ney of record.
Edwnrd Deitzer was appointed
guardian of Philomena and Peter J.
Boeth, minor children of Wm. Boeth,
Petition for sale of real estate of
J. J. Osborne, late of Honesdale, for
property In Manchester. Returnable
third Monday of June
LOOKING FOR A WIFE.
The following postal card address
ed to the Pubisher Wayne Co. Citson
Paper, reached us on Saturday. On
the reverse side it reads:
Sir: Will you please put this ad.
In the Whites Valley Items? Wanted
to get a wife, with a good carrlcter.
My address Is Willis Hoyle, Gen.
Delivery, Carbondale, Pa.
DECKE R George S
died at the home of his parents, Mr.
and'Mrs. Wm. Decker, at Leonards
vllle, Sunday morning, of heart dis
ease, after a prolonged Illness. The
j deceased was a boat calker by trade
i and later was employed as packer
with Dorfiinger & Sons, Inc., White
: Mills. He ls survived by three broth-
ers and one sister, also by his par
ents. Interment was made at In
dian Orchard Tuesday afternoon.
Rev. Tappert, secretary of the
Lutheran Synod, of New York city,
preached two excellent sermons In
St. John's Lutheran church on Sun
day last. Large congregations greet
ed him at both services.
Fish Commissioner W. E. Mee
han, W. E. Shoemaker, state fish
warden, and members of the RIefler
company, manufacturers of wood
alcohoTB5?pl,annors Falls, met at
Lake Como on Saturday and reach
ed n settlement wheroby the above
firm have agreed to stop polluting
the Dyberry river at their factory.
It Is claimed that from 15 to 20
barrels of the poison enter the stream
daily. Large vats are to bo placed in
the ground for receiving the drain
age of the plant. The RIefler com
pany have agreed to make the change
within four weeks.
AMERICAN MATADOR GORED.
Young Texas Bullfighter Fatally In
jured In Ring.
City of Mexico, .May lO.-Harper B.
Lee, Hurvurd graduate and young

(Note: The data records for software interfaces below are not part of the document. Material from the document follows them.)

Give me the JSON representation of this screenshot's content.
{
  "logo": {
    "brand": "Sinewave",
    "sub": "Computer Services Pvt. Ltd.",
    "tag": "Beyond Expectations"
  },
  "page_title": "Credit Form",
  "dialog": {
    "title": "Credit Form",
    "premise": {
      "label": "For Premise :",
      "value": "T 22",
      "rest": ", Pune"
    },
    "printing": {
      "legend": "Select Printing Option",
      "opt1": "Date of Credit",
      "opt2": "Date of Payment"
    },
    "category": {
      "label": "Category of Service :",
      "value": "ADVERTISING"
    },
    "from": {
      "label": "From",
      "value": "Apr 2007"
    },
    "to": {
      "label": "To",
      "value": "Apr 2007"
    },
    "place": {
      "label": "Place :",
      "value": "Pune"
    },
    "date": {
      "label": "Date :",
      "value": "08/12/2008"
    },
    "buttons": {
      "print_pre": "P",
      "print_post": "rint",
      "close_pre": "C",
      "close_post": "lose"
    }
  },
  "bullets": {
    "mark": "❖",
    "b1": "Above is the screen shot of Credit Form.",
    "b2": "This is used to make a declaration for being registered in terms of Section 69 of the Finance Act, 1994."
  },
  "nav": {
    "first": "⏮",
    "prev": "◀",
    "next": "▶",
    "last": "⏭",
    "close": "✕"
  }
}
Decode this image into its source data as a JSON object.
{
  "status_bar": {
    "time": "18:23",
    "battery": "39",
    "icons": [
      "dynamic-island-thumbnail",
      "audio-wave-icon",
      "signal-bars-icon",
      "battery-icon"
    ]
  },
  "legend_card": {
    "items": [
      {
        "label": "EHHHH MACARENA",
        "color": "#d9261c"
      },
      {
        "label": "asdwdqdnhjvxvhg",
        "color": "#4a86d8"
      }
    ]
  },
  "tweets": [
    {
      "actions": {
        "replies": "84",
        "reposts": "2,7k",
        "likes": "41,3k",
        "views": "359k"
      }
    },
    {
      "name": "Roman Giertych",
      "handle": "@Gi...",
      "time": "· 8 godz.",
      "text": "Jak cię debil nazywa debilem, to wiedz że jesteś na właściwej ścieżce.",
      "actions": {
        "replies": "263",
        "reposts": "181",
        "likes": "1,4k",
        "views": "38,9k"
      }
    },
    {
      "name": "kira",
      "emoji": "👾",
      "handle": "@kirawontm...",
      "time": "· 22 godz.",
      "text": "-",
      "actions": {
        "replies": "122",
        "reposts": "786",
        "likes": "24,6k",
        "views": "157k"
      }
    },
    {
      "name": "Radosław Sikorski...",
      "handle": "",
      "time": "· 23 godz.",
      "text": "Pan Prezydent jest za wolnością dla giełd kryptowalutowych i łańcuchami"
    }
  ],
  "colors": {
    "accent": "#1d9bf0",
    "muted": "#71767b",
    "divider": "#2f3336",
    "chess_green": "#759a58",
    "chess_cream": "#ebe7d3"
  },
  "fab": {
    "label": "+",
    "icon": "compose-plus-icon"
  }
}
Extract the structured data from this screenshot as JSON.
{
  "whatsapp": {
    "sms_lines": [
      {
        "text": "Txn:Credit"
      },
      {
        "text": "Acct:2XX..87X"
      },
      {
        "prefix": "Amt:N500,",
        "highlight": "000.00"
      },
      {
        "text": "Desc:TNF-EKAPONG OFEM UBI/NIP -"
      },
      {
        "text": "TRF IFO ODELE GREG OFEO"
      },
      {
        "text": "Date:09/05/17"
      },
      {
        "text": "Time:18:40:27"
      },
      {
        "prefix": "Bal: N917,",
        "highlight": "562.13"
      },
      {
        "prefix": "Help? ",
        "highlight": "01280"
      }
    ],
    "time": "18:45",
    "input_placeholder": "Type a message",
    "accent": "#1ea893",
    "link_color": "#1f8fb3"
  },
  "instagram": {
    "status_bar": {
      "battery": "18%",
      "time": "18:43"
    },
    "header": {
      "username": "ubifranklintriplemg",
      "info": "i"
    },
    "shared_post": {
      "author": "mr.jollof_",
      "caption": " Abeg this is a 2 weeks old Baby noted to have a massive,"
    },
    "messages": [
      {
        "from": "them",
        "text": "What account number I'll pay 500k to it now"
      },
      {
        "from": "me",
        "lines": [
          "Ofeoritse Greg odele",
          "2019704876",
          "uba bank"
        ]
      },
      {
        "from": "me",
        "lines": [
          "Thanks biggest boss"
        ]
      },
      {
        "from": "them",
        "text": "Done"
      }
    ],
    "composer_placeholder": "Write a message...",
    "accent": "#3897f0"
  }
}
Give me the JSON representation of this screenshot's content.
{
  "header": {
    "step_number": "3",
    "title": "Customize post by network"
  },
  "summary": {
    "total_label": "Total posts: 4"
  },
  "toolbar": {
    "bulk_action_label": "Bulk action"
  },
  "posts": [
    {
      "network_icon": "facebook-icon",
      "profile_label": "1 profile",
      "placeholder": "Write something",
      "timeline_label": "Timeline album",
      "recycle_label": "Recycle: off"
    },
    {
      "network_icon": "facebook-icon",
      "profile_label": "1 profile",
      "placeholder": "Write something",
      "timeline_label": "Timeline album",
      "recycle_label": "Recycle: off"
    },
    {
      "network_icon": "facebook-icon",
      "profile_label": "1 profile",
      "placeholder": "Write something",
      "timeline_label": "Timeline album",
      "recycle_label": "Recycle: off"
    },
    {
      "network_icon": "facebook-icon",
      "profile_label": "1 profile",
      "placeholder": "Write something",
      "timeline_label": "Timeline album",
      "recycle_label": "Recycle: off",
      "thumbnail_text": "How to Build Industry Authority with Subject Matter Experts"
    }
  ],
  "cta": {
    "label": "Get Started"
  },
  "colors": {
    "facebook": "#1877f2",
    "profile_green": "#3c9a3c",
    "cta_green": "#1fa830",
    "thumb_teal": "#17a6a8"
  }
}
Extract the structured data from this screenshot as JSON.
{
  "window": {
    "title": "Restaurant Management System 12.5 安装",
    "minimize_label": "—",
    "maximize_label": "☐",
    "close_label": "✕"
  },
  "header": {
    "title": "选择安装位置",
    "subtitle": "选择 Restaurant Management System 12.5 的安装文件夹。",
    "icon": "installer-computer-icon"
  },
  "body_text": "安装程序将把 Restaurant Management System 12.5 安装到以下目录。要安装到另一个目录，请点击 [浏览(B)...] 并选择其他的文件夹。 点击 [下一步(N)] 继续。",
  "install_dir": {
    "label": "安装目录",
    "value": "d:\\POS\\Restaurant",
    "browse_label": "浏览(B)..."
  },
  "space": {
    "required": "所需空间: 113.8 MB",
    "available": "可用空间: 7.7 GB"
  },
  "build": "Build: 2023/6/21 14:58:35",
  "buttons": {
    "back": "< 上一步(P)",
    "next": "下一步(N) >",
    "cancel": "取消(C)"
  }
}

American bullfighter, whoso prowess
In the ring has aroused the Jealousy of
native and Spanish matadors, Is dying
at u hospital as the result of having
been fatally gored during n fight at
In his last light Lee showed even
more nerve thiwi he has before exhib
ited. Though critically gored, he killed
the bull and walked to the stand,
where he fell. The Mexican spectators
were astounded by the courage he dis
played. They could see he had been
wounded In a ghastly manner, and
they expected that he would fall be
fore the second charge of tho bull and
be trampled to death. But after he
had been knocked down as the horn of
the Infuriated animal sank deep into
his body ho arose before tho animal
could turn. As the bull made for him
ho doftly thrust his sword luto a vital
spot, and tho animal fell dead.
Tho nerve ho displayed was so star
tling that the spectators wero thrown
Into a furor. They would have cheered
him, but wero too frightened. Then
when ho fell at the staud they realized
that cheers were out of place.
Since Leo's appearance hero last year
ho has been In demand In every part
of tho country where bullfighting ls
practiced. Ho had come from a ranch
In Texas where he had been a cow
man for several years.